Quentin Richardson DePaul
Bill Heisler Western Illinois
Broderick Hicks Wake Forest
Andy Hipsher Akron
Titus Ivory Penn State
James Jones Miami
LaVall Jordan Butler
Landry Kosmalski Davidson
Grant Leep Washington
Steve Logan Cincinnati
Mark Madsen Stanford
Andre McCullum Old Dominion
Nick McDevett UNC Asheville
Ian McGinnis Dartmouth
Blake O'Farrow Morehouse
David Ross South Carolina
Sitapha Savane Navy
Adam Seitz Evansville
Rasheem Sims Coppin State
John Sivesind Colorado State
Blake Sonne Marist
Renzi Stone Oklahoma
Etan Thomas Syracuse
Jason Thornton Central Florida
Marquel Timmons Texas Southern
Tim West Northeastern
Chris White E. Washington
Frank Wilkins St. Joseph's
Mike Wilks Rice

According to voting numbers received by ESPN.com, the first-ever student-athlete men's basketball congress voted 92 percent against eliminating summer recruiting, while 60 percent were opposed to reducing the number of days from 24 to 14 that Division I coaches can evaluate in the summer. Both issues are hot topics at high levels in the NCAA. But the NCAA had never heard from the student-athletes who play the game until the formation of the group this week.

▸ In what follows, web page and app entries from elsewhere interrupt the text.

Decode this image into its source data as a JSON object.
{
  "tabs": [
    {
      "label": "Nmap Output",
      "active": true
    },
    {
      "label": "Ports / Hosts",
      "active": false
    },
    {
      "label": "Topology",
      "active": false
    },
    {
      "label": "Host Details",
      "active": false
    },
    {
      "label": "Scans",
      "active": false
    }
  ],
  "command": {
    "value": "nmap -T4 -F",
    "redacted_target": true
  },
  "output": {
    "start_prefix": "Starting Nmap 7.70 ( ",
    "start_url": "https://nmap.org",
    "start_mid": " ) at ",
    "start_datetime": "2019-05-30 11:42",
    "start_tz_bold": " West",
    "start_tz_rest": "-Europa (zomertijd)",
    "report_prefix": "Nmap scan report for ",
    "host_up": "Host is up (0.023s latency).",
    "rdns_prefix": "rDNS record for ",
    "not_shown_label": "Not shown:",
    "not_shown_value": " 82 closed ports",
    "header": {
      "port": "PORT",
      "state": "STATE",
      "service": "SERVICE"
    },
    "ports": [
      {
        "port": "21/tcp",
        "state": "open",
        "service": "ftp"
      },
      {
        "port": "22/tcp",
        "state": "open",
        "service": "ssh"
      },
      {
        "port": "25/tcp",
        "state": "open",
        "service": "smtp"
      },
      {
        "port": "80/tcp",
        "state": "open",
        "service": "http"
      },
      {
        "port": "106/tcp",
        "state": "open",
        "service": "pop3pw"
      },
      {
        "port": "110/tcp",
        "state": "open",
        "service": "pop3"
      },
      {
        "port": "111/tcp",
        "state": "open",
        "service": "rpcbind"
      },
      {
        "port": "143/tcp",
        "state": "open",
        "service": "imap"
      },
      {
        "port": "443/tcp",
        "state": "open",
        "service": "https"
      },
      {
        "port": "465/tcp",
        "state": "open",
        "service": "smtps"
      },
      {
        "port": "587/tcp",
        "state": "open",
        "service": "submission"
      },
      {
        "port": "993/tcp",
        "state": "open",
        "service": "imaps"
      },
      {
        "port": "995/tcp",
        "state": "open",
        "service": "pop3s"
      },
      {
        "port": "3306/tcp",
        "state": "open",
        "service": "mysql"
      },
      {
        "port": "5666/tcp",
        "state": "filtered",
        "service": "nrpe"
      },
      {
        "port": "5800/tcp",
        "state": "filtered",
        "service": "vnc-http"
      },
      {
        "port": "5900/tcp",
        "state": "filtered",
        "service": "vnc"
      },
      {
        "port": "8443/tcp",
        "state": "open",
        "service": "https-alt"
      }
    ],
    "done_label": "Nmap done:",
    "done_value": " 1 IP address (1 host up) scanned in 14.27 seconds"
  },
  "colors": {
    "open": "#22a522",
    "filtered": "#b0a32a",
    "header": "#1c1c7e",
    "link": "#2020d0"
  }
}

The National Association of Basketball Coaches helped coordinate a 47-member congress that met via teleconference Sunday night. Duke's Shane Battier was named the chair and spokesperson, and the call included other other high-profile players such as DePaul's Quentin Richardson, Stanford's Mark Madsen, Purdue's Brian Cardinal and Syracuse's Etan Thomas.

The congress is made up of a cross-section of classes, ensuring that it carries any momentum gained this season into next year.

All of the votes were in response to issues put on the table by the Working Group on College Basketball Issues, which is in favor of reducing summer recruiting time, limiting scholarships and changing the starting date of the season. That group was formed last year, and met in the spring and summer of 1999.

The Student Basketball Council also voted against moving the starting date of the regular season from the Friday before Thanksgiving to the Friday after the holiday. The players voted 90 percent against limiting schools to four scholarships each season. The players actually favored (by 84 percent) allowing coaches to contact juniors in high school, giving them 10 contact days with those players in the spring of their junior season.

The players were also against having freshmen complete 12 hours of degree credits and achieve a 2.0 GPA in their first semester to remain eligible. As it stands now, freshmen do not need to meet eligibility requirements to remain eligible for second semester.

The players' votes will be sent to the NCAA Student-Athlete Advisory Committee, the NCAA management council and the NCAA board of directors and its chair, Syracuse president Kenneth "Buzz" Shaw.

The council didn't address the amateurism issues facing players this season (such as Michigan's Jamal Crawford, St. John's Erick Barkley, UCLA's JaRon Rush or Auburn's Chris Porter) because the NCAA vote on deregulating amateurism isn't until October.

"We are immediately concerned and highly disappointed about the image that a lot of players are getting due to perceived violations of NCAA rules," Battier said in a statement. "We feel that a lot of these players are getting a bad reputation and are being vilified in the eyes of the public when, in fact, nothing morally wrong has occurred. So, as a group, we are trying to come together and support our brothers who have been ostracized."

The executive council of the Student Basketball Council (Battier, Madsen, Cardinal, Thomas, Dayton's Brooks Hall, Butler's LaVall Jordan and Old Dominion's Andre McCullum) will meet at the Final Four in Indianapolis. The full student council will hold another conference call in April.

In a press release, Battier said he was excited about the voice for athletes on these issues.

"Down the road, we will look at different issues facing college basketball like the new contract CBS signed with the NCAA and how that pertains to the college basketball player, eligibility of student athletes and continued discussion concerning diversity issues within the NCAA member institution athletic departments," Battier said.

"We want to make our voices known and let people know within the NCAA structure how players feel and produce recommendations for real change," Battier said.


Daily Word: Players get a voice